Each record must appear in the answer exactly as given.

━━━━━━━━

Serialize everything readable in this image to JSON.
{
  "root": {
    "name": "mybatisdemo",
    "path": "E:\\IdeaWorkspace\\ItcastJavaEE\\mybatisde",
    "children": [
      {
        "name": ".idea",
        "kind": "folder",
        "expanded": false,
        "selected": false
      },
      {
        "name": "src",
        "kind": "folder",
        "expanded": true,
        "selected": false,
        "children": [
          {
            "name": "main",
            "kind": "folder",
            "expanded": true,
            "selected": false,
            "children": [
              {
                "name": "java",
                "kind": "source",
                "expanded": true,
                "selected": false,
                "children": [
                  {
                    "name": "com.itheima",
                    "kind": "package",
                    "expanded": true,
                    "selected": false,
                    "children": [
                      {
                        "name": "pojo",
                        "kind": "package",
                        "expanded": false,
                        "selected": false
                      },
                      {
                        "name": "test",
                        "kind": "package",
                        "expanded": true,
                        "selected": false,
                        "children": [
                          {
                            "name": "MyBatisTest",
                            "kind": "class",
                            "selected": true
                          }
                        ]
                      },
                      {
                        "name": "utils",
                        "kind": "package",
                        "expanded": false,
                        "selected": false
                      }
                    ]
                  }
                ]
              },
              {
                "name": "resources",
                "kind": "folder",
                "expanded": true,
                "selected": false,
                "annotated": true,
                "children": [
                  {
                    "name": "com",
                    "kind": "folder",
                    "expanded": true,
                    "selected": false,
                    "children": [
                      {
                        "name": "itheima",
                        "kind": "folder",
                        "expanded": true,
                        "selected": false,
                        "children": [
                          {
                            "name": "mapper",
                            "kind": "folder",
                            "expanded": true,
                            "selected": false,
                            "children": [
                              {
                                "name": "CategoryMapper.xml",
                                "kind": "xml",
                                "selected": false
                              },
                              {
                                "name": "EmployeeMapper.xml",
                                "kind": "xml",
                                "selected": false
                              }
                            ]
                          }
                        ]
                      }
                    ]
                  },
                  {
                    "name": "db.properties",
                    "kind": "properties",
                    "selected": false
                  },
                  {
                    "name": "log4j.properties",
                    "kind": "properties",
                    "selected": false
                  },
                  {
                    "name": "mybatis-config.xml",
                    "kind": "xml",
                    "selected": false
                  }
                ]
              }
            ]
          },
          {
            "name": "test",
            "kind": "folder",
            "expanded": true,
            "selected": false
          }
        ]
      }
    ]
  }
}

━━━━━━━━

**WRITTEN ANSWER:**
Serialize everything readable in this image to JSON.
{
  "root": {
    "name": "mybatisdemo",
    "path": "E:\\IdeaWorkspace\\ItcastJavaEE\\mybatisde",
    "children": [
      {
        "name": ".idea",
        "kind": "folder",
        "expanded": false,
        "selected": false
      },
      {
        "name": "src",
        "kind": "folder",
        "expanded": true,
        "selected": false,
        "children": [
          {
            "name": "main",
            "kind": "folder",
            "expanded": true,
            "selected": false,
            "children": [
              {
                "name": "java",
                "kind": "source",
                "expanded": true,
                "selected": false,
                "children": [
                  {
                    "name": "com.itheima",
                    "kind": "package",
                    "expanded": true,
                    "selected": false,
                    "children": [
                      {
                        "name": "pojo",
                        "kind": "package",
                        "expanded": false,
                        "selected": false
                      },
                      {
                        "name": "test",
                        "kind": "package",
                        "expanded": true,
                        "selected": false,
                        "children": [
                          {
                            "name": "MyBatisTest",
                            "kind": "class",
                            "selected": true
                          }
                        ]
                      },
                      {
                        "name": "utils",
                        "kind": "package",
                        "expanded": false,
                        "selected": false
                      }
                    ]
                  }
                ]
              },
              {
                "name": "resources",
                "kind": "folder",
                "expanded": true,
                "selected": false,
                "annotated": true,
                "children": [
                  {
                    "name": "com",
                    "kind": "folder",
                    "expanded": true,
                    "selected": false,
                    "children": [
                      {
                        "name": "itheima",
                        "kind": "folder",
                        "expanded": true,
                        "selected": false,
                        "children": [
                          {
                            "name": "mapper",
                            "kind": "folder",
                            "expanded": true,
                            "selected": false,
                            "children": [
                              {
                                "name": "CategoryMapper.xml",
                                "kind": "xml",
                                "selected": false
                              },
                              {
                                "name": "EmployeeMapper.xml",
                                "kind": "xml",
                                "selected": false
                              }
                            ]
                          }
                        ]
                      }
                    ]
                  },
                  {
                    "name": "db.properties",
                    "kind": "properties",
                    "selected": false
                  },
                  {
                    "name": "log4j.properties",
                    "kind": "properties",
                    "selected": false
                  },
                  {
                    "name": "mybatis-config.xml",
                    "kind": "xml",
                    "selected": false
                  }
                ]
              }
            ]
          },
          {
            "name": "test",
            "kind": "folder",
            "expanded": true,
            "selected": false
          }
        ]
      }
    ]
  }
}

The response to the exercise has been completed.